After his initial comments in French, he fielded questions. The first was from the BBC and it was simple: How can you promise the football fans around the world that the votes for the 2018 and 2022 World Cups will be clean? There was a long pause—eight seconds, according to my tape recorder—and then, in English, Blatter said, "What do you mean by being 'clean'?" The questions kept coming, high and tight, and then, from a Brazilian journalist, a soft ball, about whether he was worried about the progress for the 2014 World Cup. He could exhale now. And that was it for the questions; the press conference was over. And then he left us with this: "Enjoy the game, but enjoy life—it's more important." It was farce—or maybe allegory. Near the exit, I stopped at the souvenir counter and bought a T-shirt, as a kind of remembrance.
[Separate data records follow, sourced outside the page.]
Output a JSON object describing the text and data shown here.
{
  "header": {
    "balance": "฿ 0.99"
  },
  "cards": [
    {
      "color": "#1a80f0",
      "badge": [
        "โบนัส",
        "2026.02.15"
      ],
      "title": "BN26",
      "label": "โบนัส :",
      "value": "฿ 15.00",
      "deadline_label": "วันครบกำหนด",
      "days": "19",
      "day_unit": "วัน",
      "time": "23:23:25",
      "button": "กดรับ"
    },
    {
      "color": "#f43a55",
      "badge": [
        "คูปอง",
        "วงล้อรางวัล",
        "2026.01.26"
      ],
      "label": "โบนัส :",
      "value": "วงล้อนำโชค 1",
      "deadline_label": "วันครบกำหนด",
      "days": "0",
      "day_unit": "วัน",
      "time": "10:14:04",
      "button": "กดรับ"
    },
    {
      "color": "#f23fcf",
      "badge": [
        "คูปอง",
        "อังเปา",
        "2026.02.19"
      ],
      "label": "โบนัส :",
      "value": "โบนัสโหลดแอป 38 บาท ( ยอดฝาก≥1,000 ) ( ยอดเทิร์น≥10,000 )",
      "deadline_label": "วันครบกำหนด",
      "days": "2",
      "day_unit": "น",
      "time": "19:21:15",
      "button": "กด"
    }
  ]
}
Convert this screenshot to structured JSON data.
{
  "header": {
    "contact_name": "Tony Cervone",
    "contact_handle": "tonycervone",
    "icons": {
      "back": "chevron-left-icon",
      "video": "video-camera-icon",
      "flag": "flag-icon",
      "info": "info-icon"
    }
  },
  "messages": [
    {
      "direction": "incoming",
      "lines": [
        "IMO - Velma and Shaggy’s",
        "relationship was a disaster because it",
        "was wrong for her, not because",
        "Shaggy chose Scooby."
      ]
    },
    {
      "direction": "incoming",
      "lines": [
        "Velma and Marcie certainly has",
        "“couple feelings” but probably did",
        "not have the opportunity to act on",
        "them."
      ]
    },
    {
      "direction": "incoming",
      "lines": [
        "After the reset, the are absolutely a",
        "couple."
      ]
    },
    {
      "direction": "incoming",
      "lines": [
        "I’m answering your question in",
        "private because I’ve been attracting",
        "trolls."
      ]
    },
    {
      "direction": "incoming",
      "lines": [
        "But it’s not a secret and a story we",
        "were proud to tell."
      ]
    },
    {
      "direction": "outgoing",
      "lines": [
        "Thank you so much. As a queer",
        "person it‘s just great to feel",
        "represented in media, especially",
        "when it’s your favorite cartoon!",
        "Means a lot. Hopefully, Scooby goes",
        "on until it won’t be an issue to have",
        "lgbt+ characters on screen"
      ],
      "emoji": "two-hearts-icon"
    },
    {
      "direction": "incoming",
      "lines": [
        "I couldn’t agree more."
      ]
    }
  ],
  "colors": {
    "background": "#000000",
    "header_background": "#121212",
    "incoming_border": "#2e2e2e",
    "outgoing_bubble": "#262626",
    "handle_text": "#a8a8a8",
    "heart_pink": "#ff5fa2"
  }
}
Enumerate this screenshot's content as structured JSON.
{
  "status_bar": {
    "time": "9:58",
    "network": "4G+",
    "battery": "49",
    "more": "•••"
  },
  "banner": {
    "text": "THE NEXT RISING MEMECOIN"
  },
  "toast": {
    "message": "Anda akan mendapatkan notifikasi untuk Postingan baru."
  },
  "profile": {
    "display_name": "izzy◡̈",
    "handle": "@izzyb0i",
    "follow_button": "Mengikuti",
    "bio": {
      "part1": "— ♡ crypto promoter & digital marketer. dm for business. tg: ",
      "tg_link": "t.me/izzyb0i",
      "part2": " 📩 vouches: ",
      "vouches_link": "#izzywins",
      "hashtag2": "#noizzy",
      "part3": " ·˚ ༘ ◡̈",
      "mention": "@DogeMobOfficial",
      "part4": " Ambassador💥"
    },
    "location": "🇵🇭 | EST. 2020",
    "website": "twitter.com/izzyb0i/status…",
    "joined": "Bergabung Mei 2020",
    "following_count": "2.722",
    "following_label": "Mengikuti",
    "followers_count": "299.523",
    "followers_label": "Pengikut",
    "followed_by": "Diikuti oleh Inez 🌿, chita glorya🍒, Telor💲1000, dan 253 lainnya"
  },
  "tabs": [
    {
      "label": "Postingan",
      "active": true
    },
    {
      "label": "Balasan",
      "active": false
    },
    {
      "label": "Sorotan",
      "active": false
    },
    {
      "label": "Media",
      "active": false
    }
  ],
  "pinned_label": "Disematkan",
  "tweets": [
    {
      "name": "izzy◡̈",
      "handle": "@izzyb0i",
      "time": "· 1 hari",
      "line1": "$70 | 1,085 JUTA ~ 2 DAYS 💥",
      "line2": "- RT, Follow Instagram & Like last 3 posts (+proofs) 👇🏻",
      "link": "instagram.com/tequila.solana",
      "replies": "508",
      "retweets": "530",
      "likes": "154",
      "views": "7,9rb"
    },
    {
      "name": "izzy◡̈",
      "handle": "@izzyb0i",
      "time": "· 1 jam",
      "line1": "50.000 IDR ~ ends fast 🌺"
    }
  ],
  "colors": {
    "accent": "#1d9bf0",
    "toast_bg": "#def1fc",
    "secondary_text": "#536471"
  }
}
A couple of weeks later, I tried reaching the head of FIFA's ethics committee, a former Grasshoppers player named Claudio Sulser. Sulser, from Ticino, had something incredibly impressive on his resume. He was the leading scorer in the 1978-79 European Cup in which Grasshoppers made it to the quarterfinal stage before being eliminated by eventual champion Nottingham Forest. Six of his goals may have been against Maltese champ Valletta, but one was away at the Bernabéu and two more against Real at Hardturm—the last one, which put them through on away goals, in the 86th minute. You couldn't help but admire that. And I told him so, in an e-mail. I called FIFA and asked to speak to him. I was told, very robotically, that he didn't have an office at FIFA headquarters, and that he worked out of his private law practice in Lugano. Fine, I said, Can I have his number? They said they didn't have it. I researched his law firm and tried him there. I left a message with the receptionist, left my numbers, and wrote a nice e-mail. She promised he'd call. I never got a reply.
Michael J. Agovino is the author of The Bookmaker: A Memoir of Money, Luck, and Family from the Utopian Outskirts of New York City.